There is one primary school in the village, one teacher per class and this teacher usually has two classes and the whole process of enrolling involves completing two basic forms in the spring.  The pre-school teachers give the school a list of names, arrange a visit for the children in the spring and the primary school invites parents to a meeting one night. There is no excess information given or asked to or from parents. Many of the parent’s attended the school, have other children in the school and if not, have extended family members in the school so everyone knows how everything works. Except when you don’t and then you have to wait until someone mentions there’s no school tomorrow at the bus stop.

I have recently looked at the New Student Registration packet for the elementary school in Maine my son will attend.  There are eight different forms for parents to complete.  My favorite is the Kindergarten Parent Questionnaire.  The questions are reasonable but very American.  I couldn’t help laughing at the consternation for the school principal and parents if these questions were thrown into the mix at my son’s primary school in Ireland. The assumption that your child and your expectations can or will be met by any service that caters for everyone is uniquely American. This information overload and attempt to instill an illusion of choice or control over situations where in fact you’re not in control, is inherent in the questions below:

Please describe your expectation or any concerns you have regarding your child’s transition to
kindergarten. Do you anticipate any separation difficulty, peer conflicts or behavior issues?

This year in kindergarten I would like for my child to …….(goals you have)

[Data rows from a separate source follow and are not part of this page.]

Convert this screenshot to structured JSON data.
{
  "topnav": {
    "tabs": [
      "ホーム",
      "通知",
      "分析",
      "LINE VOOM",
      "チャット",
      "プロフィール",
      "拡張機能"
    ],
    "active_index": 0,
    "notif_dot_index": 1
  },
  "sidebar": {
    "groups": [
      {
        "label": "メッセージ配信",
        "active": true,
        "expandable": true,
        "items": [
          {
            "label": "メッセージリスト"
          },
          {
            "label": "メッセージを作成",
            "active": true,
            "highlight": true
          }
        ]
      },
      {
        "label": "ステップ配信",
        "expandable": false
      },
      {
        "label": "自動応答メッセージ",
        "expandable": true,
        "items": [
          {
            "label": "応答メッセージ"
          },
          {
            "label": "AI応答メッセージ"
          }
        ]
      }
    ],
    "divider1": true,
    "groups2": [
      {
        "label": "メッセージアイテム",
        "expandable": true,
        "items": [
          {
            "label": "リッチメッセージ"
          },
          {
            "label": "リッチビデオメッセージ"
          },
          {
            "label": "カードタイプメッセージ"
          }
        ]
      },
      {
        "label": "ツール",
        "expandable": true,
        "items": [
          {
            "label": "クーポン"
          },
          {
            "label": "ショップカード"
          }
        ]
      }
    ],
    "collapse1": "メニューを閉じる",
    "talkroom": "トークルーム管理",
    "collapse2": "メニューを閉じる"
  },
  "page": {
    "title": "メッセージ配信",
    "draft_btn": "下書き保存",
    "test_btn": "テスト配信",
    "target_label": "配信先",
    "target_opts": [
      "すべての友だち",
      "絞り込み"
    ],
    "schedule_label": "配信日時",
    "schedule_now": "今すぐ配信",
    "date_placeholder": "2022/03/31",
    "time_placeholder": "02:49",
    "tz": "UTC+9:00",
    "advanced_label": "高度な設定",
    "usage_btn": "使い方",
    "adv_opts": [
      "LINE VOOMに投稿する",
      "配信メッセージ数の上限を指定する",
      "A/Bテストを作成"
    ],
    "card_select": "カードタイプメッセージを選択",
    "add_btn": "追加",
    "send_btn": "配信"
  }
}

Are there any specific social, emotional or behavioral concerns, which may affect your child’s school experience? (For example, family changes or recent losses)

Is there anything else you would like to share about your child? (Daily routines, likes or dislikes)

(This just seems like trouble to me – Johnny doesn’t got to sleep until 11 pm so it’s very hard to wake him up in the morning and I don’t like him to start the day upset so he might be a little late some days.  He won’t eat breakfast so he’ll have to have a fruit salad at his desk in school.  He doesn’t like to share anything blue.  He gets sluggish if he eats and dairy or wheat.  He needs to be reminded every thirty minutes to drink from his filtered water bottle and this means he sometimes has trouble making it to the bathroom but he’ll be fine with frequent reminders and help.)

The American part of me would have welcomed this form because of the thought that the teachers and school administration would get to know my lovely son better, and hence, be better prepared to take care of him.  The Irish part of me thinks it’s pointless. Unless my child has true special needs (not an intolerance to gluten or dislike of the word ‘no’), their and my individual expectations and concerns can not be deal with in a school setting with a hundred other kindergarteners and frankly, my goal is that my son will be able to get along happily in the mainstream of life. Boring I know but the alternative scares me.

How do Irish parents in America find the whole starting school experience?

My son as it turns out was very ready for school (which tends to happen despite my analysis or fretting).  More ready than I was to be a parent of a school-boy…to be continued.